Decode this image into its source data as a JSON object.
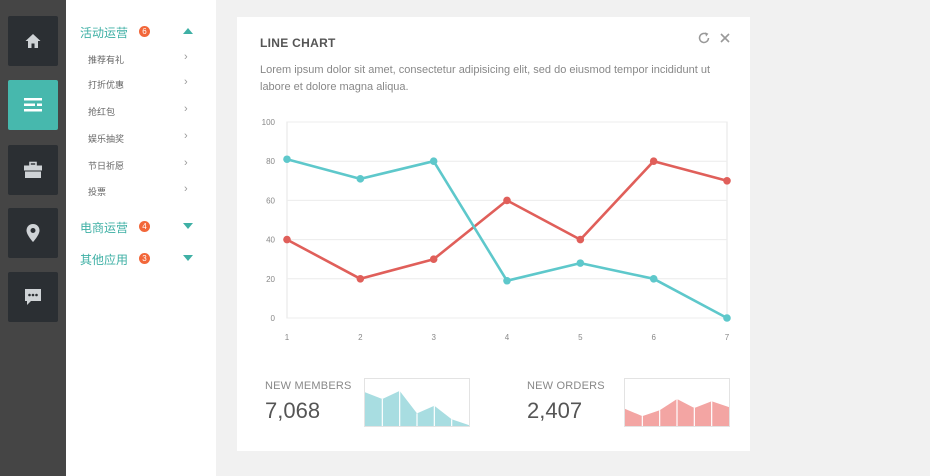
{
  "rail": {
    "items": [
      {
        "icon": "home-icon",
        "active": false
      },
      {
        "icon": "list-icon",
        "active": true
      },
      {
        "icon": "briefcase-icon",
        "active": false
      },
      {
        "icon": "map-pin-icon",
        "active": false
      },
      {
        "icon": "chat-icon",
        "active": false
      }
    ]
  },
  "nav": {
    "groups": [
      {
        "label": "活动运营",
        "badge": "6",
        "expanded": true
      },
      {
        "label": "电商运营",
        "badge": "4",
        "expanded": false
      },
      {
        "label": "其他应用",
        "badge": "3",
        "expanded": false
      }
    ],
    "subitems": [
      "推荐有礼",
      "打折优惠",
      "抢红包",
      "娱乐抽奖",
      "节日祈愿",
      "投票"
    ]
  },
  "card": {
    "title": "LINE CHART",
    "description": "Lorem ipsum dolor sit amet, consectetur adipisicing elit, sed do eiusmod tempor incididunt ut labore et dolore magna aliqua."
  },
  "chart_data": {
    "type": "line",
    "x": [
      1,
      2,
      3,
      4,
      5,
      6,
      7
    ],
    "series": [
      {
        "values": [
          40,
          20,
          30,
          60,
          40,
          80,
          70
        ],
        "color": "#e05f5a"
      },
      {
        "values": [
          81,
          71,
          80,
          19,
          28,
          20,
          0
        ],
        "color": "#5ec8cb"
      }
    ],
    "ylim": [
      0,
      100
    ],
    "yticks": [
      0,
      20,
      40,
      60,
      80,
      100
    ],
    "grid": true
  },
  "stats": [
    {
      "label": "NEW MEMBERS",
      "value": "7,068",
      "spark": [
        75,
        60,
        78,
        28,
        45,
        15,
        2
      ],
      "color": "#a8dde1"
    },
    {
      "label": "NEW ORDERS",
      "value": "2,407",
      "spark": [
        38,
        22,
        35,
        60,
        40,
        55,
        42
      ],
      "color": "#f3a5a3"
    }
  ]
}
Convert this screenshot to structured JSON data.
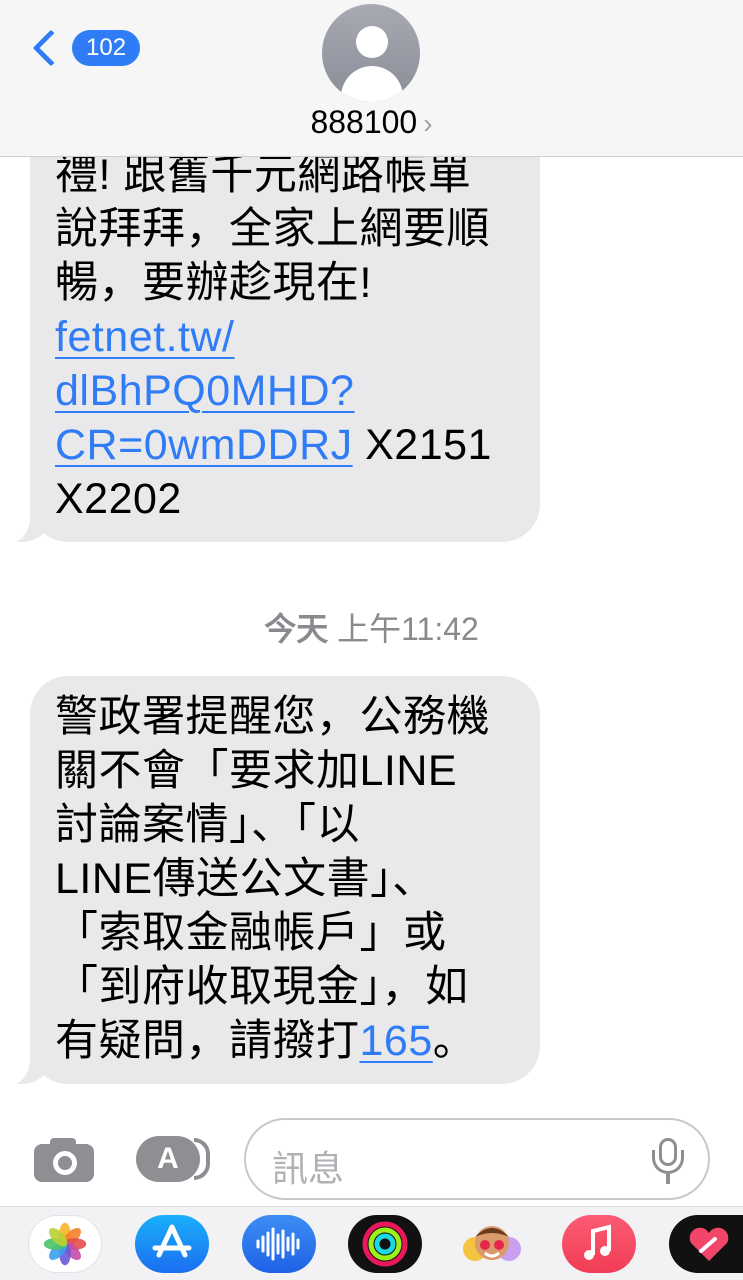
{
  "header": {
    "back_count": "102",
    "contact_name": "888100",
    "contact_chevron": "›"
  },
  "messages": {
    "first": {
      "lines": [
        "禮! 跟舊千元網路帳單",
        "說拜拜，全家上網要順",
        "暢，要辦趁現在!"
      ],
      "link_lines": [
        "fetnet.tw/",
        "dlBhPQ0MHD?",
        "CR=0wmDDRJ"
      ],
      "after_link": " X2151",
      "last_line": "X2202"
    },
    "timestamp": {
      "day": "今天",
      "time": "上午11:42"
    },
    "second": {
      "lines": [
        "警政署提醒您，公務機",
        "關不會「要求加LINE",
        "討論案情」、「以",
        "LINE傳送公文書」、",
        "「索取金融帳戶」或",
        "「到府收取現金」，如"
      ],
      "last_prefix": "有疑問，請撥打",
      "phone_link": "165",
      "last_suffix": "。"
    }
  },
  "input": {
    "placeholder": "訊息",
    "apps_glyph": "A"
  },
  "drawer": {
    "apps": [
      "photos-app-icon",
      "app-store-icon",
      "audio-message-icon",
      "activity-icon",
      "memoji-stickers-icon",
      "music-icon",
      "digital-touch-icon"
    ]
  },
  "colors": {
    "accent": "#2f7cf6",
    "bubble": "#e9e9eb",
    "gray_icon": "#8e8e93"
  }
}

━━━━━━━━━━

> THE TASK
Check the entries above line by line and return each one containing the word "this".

> ANSWER
Decode this image into its source data as a JSON object.
Convert this screenshot to structured JSON data.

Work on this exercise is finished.